well-being of a state and its citizens. Orwell speaks to these issues in his own novel, raising
questions about how we are forced to wilfully submit our individuality and as a result, our
power. the complete ideological dominion seen in Stalin Sovietism and Nazi Germany
shaped Orwell's understanding of the isolation and disempowerment of the individual under
totalitarianism. Social institutions and cultural fabric are constructed to prevent collaboration
and therefore eliminate rebellion. Winston narrates the crippling effect of the omnipotent
government, ‘his own life lost its sharpness. O’Brien renders Winston absolutely powerless
in the image of his figure, ‘you are the last man’, and his ‘rotting’ skeletal figure. Winston, as
a symbol of humanity, is nothing — as what humanity will be under ideological domination,
the corporeal imagery of a skeleton rotting, is an image that is unsettling and harrowing for
readers, to become nothing but lifeless. Thus, the composers reveal the uncomfortable truth
about the malleability of the human instinct when we are devoid of genuine human
Ultimately, narratives are a fundamental instrument for thought and for reflection about the
world. Orwell and Vonnegut caution responders through their narratives which highlight the
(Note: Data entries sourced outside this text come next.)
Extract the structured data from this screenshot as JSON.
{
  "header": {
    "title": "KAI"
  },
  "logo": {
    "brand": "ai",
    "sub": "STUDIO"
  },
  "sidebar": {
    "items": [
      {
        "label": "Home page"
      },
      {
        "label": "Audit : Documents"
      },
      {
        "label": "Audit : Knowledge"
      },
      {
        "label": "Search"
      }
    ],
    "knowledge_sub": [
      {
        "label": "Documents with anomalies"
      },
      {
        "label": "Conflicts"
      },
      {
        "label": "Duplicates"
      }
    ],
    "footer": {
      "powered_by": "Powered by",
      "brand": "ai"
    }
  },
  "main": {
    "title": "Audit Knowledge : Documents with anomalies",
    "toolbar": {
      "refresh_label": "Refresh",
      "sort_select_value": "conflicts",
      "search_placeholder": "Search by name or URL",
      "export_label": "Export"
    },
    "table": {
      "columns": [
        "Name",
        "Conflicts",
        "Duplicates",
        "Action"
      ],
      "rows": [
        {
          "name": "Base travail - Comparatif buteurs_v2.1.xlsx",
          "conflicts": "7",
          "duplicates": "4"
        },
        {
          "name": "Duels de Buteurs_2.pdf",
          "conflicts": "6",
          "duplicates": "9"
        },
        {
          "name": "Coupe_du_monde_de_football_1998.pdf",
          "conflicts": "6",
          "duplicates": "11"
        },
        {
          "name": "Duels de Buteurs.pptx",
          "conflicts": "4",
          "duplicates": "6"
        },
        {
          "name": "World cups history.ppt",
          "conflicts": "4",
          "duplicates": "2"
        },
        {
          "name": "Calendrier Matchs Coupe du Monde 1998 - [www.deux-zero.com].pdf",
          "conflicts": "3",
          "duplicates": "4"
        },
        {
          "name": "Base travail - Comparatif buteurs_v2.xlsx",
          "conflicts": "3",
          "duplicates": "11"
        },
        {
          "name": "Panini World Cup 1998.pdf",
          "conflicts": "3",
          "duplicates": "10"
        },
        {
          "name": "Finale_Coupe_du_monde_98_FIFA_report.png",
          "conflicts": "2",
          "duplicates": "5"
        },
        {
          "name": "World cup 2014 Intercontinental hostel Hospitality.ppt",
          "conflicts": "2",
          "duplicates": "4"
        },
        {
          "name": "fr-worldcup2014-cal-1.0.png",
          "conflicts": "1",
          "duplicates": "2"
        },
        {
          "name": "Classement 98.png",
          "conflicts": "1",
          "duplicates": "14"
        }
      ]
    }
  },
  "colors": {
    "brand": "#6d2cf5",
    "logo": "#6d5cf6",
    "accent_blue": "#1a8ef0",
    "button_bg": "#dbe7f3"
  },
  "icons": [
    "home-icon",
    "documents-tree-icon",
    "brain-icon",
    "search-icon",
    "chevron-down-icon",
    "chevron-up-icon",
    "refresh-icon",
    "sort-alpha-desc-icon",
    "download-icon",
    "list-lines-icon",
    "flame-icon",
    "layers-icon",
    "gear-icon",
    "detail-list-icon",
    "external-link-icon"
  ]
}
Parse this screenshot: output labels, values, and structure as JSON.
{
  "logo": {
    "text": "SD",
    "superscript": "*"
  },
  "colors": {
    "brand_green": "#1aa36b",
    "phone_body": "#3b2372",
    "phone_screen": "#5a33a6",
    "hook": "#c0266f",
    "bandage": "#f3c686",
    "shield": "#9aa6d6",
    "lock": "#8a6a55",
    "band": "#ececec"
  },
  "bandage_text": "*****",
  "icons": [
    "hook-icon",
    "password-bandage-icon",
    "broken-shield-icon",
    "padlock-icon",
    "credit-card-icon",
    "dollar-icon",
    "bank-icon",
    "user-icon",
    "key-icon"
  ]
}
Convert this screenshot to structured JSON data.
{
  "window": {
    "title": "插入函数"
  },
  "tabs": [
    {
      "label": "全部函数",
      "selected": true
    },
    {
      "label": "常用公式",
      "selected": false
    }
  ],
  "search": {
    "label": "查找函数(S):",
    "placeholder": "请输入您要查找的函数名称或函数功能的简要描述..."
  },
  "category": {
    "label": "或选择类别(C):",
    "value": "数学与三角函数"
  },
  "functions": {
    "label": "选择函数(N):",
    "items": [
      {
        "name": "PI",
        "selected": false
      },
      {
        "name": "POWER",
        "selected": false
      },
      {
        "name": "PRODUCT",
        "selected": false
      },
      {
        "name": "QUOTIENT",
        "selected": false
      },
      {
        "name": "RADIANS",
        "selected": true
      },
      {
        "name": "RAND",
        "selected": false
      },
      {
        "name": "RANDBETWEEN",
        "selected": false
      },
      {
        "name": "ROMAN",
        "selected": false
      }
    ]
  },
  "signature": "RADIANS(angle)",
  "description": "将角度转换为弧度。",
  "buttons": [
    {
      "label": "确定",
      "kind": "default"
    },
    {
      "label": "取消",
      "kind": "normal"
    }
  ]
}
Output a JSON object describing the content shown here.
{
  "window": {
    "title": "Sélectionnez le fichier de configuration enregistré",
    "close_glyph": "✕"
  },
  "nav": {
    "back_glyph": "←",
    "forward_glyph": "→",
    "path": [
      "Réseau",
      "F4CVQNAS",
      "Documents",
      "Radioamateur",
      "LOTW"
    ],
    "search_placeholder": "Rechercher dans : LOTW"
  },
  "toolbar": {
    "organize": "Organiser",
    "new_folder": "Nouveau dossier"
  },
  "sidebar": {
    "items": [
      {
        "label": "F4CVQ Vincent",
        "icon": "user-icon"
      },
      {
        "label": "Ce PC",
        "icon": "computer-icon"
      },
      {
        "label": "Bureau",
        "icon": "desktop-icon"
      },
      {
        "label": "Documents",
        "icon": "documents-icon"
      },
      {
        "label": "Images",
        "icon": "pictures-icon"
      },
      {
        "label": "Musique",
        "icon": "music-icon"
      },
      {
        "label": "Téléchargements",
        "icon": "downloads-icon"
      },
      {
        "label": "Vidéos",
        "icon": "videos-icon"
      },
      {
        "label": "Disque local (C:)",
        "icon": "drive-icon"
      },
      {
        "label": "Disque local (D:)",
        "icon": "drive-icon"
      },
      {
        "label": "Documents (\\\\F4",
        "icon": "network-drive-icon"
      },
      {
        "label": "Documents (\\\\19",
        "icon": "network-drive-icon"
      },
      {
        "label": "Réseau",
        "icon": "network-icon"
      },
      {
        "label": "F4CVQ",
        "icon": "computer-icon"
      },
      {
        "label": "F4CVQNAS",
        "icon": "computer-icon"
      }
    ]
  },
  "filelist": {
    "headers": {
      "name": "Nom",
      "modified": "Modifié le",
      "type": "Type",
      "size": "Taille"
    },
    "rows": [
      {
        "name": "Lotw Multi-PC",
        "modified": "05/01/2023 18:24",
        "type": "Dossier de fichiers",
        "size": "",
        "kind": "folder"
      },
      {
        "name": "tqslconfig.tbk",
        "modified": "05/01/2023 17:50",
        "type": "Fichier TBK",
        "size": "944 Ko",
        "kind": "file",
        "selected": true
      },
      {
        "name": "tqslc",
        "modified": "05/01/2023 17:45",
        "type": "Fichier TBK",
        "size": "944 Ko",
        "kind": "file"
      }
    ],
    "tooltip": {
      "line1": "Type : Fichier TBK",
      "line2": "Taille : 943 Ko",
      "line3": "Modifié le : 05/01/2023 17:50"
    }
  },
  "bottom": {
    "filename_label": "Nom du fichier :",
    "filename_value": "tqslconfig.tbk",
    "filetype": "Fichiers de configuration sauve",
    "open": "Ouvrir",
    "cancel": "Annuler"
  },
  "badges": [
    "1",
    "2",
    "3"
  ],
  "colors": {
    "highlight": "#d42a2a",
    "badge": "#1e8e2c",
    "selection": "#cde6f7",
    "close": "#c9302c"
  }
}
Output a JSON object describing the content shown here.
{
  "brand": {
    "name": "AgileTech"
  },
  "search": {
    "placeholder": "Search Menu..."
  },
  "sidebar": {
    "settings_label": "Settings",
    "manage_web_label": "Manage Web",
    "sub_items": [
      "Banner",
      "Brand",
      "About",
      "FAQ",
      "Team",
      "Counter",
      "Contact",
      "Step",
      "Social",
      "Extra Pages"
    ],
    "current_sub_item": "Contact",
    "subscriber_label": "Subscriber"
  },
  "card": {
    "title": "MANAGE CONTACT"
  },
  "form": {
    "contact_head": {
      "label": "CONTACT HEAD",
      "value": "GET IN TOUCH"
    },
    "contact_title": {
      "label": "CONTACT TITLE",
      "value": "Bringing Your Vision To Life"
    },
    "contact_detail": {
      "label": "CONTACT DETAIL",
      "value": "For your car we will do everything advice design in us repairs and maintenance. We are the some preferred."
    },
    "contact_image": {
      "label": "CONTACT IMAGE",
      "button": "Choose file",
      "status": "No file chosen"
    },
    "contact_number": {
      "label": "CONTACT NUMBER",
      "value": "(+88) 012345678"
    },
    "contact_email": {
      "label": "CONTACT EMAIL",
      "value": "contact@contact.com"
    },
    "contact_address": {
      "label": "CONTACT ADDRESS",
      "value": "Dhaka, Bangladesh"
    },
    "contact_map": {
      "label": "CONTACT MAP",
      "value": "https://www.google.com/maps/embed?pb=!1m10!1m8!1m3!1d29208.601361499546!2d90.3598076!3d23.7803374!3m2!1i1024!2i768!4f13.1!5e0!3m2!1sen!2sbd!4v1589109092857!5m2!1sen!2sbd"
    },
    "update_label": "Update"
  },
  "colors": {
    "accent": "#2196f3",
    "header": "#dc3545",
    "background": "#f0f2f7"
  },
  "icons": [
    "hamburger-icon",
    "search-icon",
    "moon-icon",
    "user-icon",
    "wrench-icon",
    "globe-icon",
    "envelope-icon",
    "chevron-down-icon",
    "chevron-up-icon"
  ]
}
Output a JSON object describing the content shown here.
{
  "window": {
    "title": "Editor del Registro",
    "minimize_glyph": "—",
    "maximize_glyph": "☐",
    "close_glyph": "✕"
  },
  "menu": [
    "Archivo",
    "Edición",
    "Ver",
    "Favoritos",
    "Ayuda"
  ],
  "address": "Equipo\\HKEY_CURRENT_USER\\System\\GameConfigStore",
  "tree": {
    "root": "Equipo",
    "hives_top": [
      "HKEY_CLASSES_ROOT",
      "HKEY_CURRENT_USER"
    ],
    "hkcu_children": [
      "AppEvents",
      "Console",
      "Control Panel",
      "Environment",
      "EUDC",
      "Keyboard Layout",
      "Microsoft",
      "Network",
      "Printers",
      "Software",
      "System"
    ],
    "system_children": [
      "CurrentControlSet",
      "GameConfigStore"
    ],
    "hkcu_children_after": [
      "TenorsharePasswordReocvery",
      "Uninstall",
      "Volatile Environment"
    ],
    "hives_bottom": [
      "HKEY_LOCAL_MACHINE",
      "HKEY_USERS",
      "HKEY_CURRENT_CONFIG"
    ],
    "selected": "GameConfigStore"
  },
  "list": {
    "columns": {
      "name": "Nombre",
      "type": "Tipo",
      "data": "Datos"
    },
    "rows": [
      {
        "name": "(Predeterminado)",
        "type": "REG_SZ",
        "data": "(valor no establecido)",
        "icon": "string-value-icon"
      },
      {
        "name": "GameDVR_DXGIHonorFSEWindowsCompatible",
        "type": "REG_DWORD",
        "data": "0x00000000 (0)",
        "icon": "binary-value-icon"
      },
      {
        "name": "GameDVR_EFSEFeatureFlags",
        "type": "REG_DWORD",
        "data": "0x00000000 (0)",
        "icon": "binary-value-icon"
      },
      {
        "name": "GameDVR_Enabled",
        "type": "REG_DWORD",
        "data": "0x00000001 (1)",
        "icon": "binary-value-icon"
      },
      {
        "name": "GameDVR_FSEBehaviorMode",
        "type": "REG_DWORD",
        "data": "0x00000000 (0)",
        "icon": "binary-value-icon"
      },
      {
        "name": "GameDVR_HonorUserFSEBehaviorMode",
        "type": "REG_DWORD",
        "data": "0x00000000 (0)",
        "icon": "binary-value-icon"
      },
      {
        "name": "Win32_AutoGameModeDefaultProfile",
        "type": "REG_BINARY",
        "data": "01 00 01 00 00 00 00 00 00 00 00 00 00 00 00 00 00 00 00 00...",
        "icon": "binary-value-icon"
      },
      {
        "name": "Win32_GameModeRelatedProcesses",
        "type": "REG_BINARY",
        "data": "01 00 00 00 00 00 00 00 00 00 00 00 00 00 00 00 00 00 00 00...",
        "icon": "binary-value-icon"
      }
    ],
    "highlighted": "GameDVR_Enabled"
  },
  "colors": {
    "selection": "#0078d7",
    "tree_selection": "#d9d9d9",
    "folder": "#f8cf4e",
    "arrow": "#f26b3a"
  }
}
consequences of a totalitarian government that corrupts all the human values we cherish in
our western society.
By Elly Williams